2. Pay down credit card bills. If possible, pay off the entire balance every month. Transferring credit card debt from one card to another could lower your score.

3. Don’t charge your credit cards to the maximum limit.

4. Wait 12 months after credit difficulties to apply for a mortgage. You’re penalized less for problems after a year.

5. Don’t order items for your new home on credit — such as appliances and furniture — until after the loan is approved. The amounts will add to your debt.

6. Don’t open new credit card accounts before applying for a mortgage. Too much available credit can lower your score.

7. Shop for mortgage rates all at once. Too many credit applications can lower your score, but multiple inquiries from the same type of lender are counted as one inquiry if submitted over a short period of time.

8. Avoid finance companies. Even if you pay the loan on time, the interest is high and it will probably be considered a sign of poor credit management.

This information is copyrighted by the Fannie Mae Foundation and is used with permission of the Fannie Mae Foundation. To obtain a complete copy of the publication, Knowing and Understanding Your Credit, visit www.homebuyingguide.org.

Fannie Mae Raises Credit Standards

Fannie Mae has tightened standards for the home mortgages it guarantees or buys.

The government-sponsored provider of home loan funding told lenders Monday it will require a minimum credit score of 580 for most loans it buys on an individual basis. Credit scores range from 300 to 850. In the past, Fannie had no minimum score.

Fannie also told lenders it will increase the period needed for borrowers to re-establish credit history after a foreclosure from four years to five. Fannie said it would allow shorter recovery periods for borrowers with “documented extenuating circumstances” that caused the foreclosure.

In a separate memorandum, Fannie, told loan services last week that it could extend forbearance periods on delinquent borrowers to as long as six months to allow borrowers time to find an alternative to foreclosure.

Source: The Wall Street Journal, James R. Hagerty (04/02/2008)

Opteum Mortgage: Mortgage News

Ringing in the new year will be a present from Fannie Mae and Freddie Mac to borrowers with credit scores under 680. Here is what these borrowers on conventional loans with Loan-to-values over 70% will receive on either purchases or refinances:

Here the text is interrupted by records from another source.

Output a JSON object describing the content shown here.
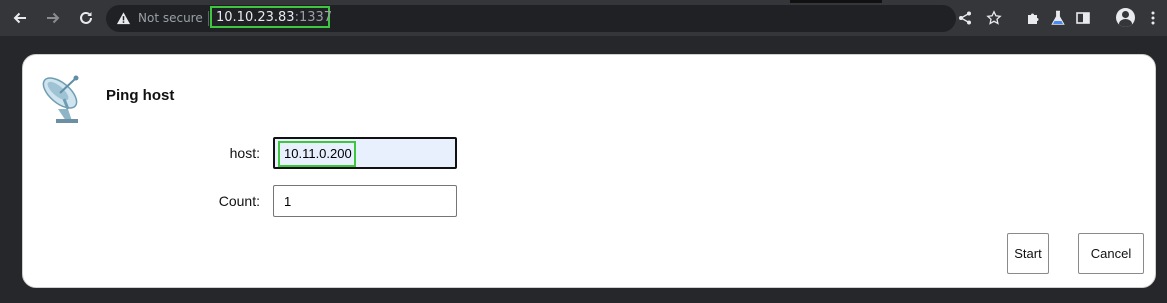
{
  "browser": {
    "security_label": "Not secure",
    "url_host": "10.10.23.83",
    "url_port": ":1337",
    "icons": [
      "back-icon",
      "forward-icon",
      "reload-icon",
      "warning-icon",
      "share-icon",
      "star-icon",
      "extensions-icon",
      "labs-icon",
      "sidepanel-icon",
      "avatar-icon",
      "menu-icon"
    ]
  },
  "dialog": {
    "title": "Ping host",
    "icon": "satellite-dish-icon",
    "fields": {
      "host_label": "host:",
      "host_value": "10.11.0.200",
      "count_label": "Count:",
      "count_value": "1"
    },
    "buttons": {
      "start": "Start",
      "cancel": "Cancel"
    }
  },
  "colors": {
    "highlight": "#3ec63e",
    "toolbar": "#35363a",
    "focused_field": "#e8f0fe"
  }
}
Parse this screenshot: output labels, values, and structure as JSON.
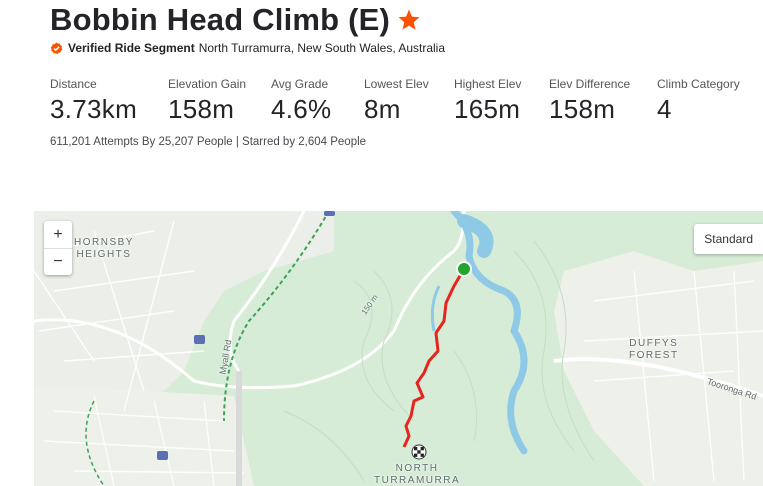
{
  "segment": {
    "title": "Bobbin Head Climb (E)",
    "verified_label": "Verified Ride Segment",
    "location": "North Turramurra, New South Wales, Australia"
  },
  "stats": [
    {
      "label": "Distance",
      "value": "3.73km"
    },
    {
      "label": "Elevation Gain",
      "value": "158m"
    },
    {
      "label": "Avg Grade",
      "value": "4.6%"
    },
    {
      "label": "Lowest Elev",
      "value": "8m"
    },
    {
      "label": "Highest Elev",
      "value": "165m"
    },
    {
      "label": "Elev Difference",
      "value": "158m"
    },
    {
      "label": "Climb Category",
      "value": "4"
    }
  ],
  "attempts_text": "611,201 Attempts By 25,207 People | Starred by 2,604 People",
  "map": {
    "zoom_in": "+",
    "zoom_out": "−",
    "style_button": "Standard",
    "labels": {
      "hornsby_1": "HORNSBY",
      "hornsby_2": "HEIGHTS",
      "duffys_1": "DUFFYS",
      "duffys_2": "FOREST",
      "north_1": "NORTH",
      "north_2": "TURRAMURRA",
      "myall": "Myall Rd",
      "tooronga": "Tooronga Rd",
      "contour": "150 m"
    }
  },
  "colors": {
    "brand_orange": "#fc5200",
    "route_red": "#e8241f",
    "start_green": "#21a62b",
    "water": "#8ecae6",
    "map_green": "#d6ecd6"
  }
}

Credit score less than 620: Either a 2 discount point sur-charge or a higher rate of approximately ¾%

620-639: 1.75 discount point charge or higher rate of approximately 5/8%

640-659: 1.25 discount point charge or higher rate of approx. ½%

660-679: .75 discount point charge or higher rate of approx. ¼%

These changes will typically become effective in January. What it means to you is that lenders will not be able to determine the interest rate until they receive the borrower’s credit report if they are anywhere close to 680. If there are joint applicants, the lower of the two applicant’s middle scores will be the one that determines the interest rate….. So, theoretically, a borrower could be quoted a rate of 6.0% prior to loan app and end up with a 6.75% rate because their middle credit score was 619.

Rate swings: This week has been a pendulum for mortgage rates. Monday rates were virtually touching 5.5% on the 30 year fixed, the lowest we have seen in a few years. Things started reversing on Wednesday, turning back up about an 1/8%. We had further movement up today as they are back up to the 5.875-6.0% level. So the window of opportunity has closed for now, but perhaps the market overreacted again and will settle back down. Congratulations to those of you who made the decision to lock your rate in on Monday!

A Minus Loans: These loans are available at Opteum to borrowers with scores as low as 575 on purchases up to 95-100% LTV. Cash assets are needed to offset the low credit scores and can help someone with low scores, few trade lines and without even a rent history purchase a new home. I like to call this type of program “the New Sub-Prime”.

I will be working this weekend if you need me.

Best regards,

Sam Thompson

Loan Officer

Opteum Mortgage

678-742-6631 (office)

1-866-226-2066 (toll free)

770-301-0527 (cell)

678-585-8345 (e-fax)

222 Chastain Meadows Court, Suite 300

Kennesaw, GA 30144

email: Sthompson@opteum.com

web: http://www.opteum.com/sthompson